I am further puzzled by Jones’s rhetorical effort to get ethnic Catholics off the hook for urban planning: “No matter how many Catholics ended up by being useful, they did not create this policy.  That honor goes to Jewish liberals . . . and to enlightened WASPs.”  Although there is plenty of blame to go around, it is not clear why those who advance an abhorrent policy are less to be criticized than those who had planned it are.  Does Jones believe, for example, that foreign collaborators who helped the Waffen SS and NKVD murder victims were somehow less objectionable than the Germans and Russians who had “planned” the slaughters were?  His reference to a continuing Catholic contribution to a “conservative Zeitgeist,” from Reagan to George W. Bush, fails to convince.  In the last three presidential elections, most Catholic voters supported Democratic candidates.

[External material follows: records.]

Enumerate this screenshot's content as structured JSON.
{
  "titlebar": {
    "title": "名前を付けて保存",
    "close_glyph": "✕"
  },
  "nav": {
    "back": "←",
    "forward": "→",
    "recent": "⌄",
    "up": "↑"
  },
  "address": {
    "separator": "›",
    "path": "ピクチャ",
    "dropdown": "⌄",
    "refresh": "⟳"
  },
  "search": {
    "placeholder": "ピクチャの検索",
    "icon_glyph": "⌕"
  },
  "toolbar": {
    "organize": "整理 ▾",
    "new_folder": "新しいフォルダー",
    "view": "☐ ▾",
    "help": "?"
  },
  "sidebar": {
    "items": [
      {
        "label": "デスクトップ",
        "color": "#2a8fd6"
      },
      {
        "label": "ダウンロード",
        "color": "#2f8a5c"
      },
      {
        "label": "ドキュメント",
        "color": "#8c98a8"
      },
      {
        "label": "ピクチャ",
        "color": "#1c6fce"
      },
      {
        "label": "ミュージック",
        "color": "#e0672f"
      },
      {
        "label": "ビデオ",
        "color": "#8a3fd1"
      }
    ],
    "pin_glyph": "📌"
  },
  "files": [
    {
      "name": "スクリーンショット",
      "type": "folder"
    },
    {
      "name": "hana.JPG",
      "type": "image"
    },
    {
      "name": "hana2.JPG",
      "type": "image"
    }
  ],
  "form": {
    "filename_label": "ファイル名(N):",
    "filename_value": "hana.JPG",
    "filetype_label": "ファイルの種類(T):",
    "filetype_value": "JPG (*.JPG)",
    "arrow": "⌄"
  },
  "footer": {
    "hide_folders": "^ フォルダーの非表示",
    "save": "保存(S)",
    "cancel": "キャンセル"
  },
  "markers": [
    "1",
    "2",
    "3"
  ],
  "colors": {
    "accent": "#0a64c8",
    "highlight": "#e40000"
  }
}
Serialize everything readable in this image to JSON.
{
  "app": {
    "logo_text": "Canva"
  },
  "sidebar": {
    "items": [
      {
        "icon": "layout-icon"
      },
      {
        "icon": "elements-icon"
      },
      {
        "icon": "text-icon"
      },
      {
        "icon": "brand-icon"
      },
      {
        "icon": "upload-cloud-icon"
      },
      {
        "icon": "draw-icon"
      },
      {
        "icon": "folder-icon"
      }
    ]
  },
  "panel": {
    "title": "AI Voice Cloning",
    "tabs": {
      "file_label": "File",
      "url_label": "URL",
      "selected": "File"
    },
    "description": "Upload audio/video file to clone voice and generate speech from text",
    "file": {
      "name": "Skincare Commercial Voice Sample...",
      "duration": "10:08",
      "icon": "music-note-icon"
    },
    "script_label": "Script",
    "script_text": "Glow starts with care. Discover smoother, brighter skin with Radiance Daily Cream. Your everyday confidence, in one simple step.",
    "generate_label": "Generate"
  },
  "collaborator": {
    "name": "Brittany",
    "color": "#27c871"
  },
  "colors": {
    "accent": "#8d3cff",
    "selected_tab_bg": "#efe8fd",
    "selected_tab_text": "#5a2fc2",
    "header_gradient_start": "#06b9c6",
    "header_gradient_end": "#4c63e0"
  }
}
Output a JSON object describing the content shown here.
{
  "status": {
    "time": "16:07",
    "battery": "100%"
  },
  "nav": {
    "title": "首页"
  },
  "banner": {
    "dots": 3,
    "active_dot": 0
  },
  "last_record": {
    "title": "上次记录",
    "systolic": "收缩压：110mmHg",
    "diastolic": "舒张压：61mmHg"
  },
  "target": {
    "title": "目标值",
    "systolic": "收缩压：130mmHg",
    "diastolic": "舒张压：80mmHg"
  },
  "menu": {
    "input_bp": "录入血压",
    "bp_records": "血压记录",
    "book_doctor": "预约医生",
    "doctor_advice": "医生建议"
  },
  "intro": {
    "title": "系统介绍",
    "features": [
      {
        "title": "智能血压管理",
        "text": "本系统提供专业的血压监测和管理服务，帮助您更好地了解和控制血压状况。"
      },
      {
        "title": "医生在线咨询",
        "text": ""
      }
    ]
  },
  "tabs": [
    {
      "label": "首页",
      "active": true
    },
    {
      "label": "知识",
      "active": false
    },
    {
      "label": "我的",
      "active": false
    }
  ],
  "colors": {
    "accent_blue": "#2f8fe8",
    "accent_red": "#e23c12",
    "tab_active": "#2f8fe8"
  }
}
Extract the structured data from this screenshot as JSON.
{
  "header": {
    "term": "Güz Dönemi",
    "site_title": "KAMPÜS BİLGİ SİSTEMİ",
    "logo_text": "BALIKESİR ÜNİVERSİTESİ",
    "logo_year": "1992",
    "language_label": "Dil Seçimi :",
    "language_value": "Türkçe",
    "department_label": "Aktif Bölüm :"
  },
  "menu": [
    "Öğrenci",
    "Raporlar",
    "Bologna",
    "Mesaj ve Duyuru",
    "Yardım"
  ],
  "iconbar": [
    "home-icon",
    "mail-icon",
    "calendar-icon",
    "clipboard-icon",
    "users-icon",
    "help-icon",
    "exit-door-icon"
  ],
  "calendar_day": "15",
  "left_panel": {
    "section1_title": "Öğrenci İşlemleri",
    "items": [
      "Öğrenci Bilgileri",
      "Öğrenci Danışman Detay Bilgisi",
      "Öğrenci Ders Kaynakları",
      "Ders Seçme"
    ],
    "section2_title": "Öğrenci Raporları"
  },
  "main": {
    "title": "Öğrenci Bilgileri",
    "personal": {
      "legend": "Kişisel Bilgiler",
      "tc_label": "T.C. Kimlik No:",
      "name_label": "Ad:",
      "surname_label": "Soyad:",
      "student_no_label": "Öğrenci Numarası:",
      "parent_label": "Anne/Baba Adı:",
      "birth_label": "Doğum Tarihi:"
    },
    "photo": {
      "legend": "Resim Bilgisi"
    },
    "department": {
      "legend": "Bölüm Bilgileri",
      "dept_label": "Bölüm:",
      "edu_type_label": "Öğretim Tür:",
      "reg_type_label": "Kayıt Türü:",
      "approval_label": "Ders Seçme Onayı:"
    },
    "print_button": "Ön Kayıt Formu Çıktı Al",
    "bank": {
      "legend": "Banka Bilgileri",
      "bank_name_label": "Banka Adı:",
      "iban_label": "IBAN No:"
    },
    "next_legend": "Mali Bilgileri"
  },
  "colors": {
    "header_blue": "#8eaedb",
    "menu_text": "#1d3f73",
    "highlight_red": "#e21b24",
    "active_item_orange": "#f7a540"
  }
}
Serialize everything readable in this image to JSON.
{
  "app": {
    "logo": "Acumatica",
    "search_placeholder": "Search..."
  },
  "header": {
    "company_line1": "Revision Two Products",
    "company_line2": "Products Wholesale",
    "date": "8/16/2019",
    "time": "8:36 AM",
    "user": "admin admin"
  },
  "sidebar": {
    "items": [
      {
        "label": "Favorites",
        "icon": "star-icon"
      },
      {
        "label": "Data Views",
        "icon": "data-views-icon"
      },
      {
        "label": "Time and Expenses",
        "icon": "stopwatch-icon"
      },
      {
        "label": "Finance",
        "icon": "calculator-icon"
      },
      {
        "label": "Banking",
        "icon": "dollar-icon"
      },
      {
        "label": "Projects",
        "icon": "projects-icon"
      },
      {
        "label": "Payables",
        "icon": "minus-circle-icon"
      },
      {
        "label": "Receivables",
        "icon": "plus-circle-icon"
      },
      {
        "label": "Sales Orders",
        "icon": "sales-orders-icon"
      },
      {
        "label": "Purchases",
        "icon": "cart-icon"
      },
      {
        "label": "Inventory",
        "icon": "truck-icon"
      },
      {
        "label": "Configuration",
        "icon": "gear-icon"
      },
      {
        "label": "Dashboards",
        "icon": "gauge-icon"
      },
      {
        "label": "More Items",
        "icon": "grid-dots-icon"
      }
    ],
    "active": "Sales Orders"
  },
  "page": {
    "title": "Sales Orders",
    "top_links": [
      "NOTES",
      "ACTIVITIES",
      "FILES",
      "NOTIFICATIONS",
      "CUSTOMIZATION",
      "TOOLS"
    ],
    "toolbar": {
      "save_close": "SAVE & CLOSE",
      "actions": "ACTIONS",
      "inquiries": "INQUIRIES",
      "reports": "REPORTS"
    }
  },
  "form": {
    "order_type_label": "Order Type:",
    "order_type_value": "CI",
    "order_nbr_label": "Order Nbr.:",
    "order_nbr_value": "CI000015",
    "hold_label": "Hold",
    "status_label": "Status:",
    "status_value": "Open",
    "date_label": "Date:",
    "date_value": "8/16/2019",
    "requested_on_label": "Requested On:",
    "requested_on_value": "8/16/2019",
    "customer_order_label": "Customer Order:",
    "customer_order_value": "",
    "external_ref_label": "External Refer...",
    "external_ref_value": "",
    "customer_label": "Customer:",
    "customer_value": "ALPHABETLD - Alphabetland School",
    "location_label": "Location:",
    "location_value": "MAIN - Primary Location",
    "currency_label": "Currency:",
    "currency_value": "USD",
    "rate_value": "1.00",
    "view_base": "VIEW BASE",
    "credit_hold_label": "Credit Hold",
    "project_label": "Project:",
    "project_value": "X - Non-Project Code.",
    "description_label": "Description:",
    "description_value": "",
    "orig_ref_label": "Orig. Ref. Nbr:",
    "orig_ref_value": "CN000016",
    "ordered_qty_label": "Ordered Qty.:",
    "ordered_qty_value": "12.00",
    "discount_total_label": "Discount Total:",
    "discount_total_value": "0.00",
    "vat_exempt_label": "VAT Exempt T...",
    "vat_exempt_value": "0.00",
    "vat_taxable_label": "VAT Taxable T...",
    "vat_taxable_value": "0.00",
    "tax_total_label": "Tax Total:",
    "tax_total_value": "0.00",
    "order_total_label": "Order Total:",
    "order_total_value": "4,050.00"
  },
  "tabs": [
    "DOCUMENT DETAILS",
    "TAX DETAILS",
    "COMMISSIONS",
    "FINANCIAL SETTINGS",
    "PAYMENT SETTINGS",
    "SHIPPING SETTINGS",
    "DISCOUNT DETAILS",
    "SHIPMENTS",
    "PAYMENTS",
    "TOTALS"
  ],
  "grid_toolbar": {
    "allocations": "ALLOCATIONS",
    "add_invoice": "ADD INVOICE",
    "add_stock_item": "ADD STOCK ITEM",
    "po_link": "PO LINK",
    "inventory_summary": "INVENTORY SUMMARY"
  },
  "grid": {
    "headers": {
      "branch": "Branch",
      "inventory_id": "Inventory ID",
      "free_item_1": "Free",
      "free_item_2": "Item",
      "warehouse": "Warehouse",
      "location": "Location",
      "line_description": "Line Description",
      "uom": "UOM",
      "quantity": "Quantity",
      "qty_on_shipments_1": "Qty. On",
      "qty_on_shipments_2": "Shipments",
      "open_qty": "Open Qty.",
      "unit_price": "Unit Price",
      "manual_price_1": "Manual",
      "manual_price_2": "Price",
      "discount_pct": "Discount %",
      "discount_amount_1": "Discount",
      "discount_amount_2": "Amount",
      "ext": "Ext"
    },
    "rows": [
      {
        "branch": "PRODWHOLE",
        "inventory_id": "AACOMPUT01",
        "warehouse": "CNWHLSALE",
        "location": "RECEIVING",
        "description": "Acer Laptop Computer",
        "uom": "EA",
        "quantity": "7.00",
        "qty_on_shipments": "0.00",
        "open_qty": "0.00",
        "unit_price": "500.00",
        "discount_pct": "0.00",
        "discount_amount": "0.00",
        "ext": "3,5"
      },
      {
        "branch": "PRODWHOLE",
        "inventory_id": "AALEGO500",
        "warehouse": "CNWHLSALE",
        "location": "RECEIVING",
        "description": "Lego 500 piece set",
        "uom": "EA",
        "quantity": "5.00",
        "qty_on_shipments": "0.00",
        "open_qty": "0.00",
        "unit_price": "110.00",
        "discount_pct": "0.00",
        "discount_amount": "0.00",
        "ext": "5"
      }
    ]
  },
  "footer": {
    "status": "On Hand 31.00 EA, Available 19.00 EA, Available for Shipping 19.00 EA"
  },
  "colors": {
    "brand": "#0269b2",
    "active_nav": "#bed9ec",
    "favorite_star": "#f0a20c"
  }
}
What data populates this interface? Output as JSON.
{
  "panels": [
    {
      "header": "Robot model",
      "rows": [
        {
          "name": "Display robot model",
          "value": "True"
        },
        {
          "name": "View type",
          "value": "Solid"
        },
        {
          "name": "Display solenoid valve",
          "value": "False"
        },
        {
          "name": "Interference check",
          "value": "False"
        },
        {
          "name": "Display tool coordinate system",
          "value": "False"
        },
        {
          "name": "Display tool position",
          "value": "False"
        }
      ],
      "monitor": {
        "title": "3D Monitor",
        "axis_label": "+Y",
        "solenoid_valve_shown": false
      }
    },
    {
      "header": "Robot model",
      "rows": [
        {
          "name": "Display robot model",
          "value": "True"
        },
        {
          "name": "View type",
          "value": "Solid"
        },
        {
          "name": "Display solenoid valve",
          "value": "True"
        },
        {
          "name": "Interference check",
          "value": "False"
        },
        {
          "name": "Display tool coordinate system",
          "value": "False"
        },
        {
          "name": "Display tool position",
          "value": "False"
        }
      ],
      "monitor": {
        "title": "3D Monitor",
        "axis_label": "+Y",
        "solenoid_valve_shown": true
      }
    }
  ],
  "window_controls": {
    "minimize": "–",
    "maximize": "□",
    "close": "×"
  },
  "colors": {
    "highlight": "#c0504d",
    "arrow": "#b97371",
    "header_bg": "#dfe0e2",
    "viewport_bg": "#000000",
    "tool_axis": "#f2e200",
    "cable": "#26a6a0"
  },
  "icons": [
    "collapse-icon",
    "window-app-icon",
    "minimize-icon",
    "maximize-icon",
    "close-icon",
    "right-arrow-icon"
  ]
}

While I understand Jones’s discomfort in comparing today’s Catholic ultra yuppies and feminist banshees to the Catholic extended families of his and my youth, it is important to note the fatal flaws that might have led from the old social style to the new.  As I pointed out in my review, an intense dislike for the WASP Republican establishment, however understandable, led American Catholics toward the social and political left.  In one long generation, the most prominent American Catholic political dynasty moved from the Irish American Anglophobia (combined with New Deal Democratic loyalty) of Joe Kennedy to the all-out radicalism of Teddy.  It is not unreasonable to assume that, among these politicians and their followers, continuing social resentment and a sense of marginality fueled this movement toward the lunatic left.

I am pleased that Mr. Ahlquist pointed out my error in attributing to Chesterton a statement that was not his.  Although, admittedly, I had not encountered that aphorism in his work, my friend and occasional advisor John Lukacs believed that it had come from G.K.  Despite this slip-up, I have read much of Chesterton’s prose and faithfully subscribe to the Chesterton Review, a fact that Fr. Ian Boyd would no doubt happily confirm.  I shall continue to treasure this aphorism that Ahlquist apparently objects to, whoever the perceptive author may have been.